“Just following Emily Apter’s dizzying array of texts from diverse traditions and times (including a tightly argued discussion of the philosophicality of Simone de Beauvoir, lost in translation to the best of US feminists), embracing much experimental material, all read with meticulous care, is an education. No one has thought the question of world literature in greater depth, at once re-thinking Comparative Literature as translatability studies.”—Gayatri Chakravorty Spivak
“Rarely does one read a book with the title Against
that is so much for
important causes and ideas: writing, translation, worldliness, diversity, cosmopolitanism, while fully aware of their promises and threats. In this moment of dispossession of the Humanities, we needed just that book to clarify matters and move beyond the contradictions.”

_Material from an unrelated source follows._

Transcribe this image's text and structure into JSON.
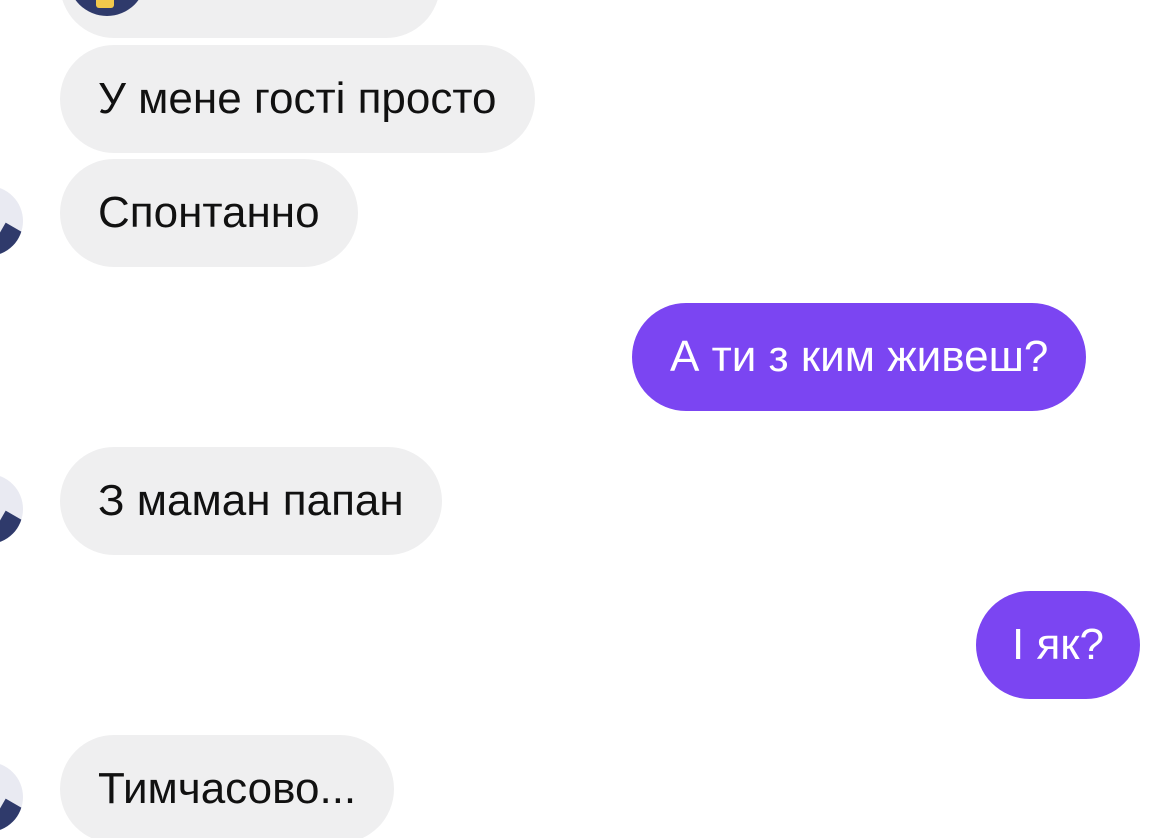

About the Author
is Professor of Comparative Literature and French at New York University. Her published works include The Translation Zone: A New Comparative Literature
and Continental Drift: From National Characters to Subjects.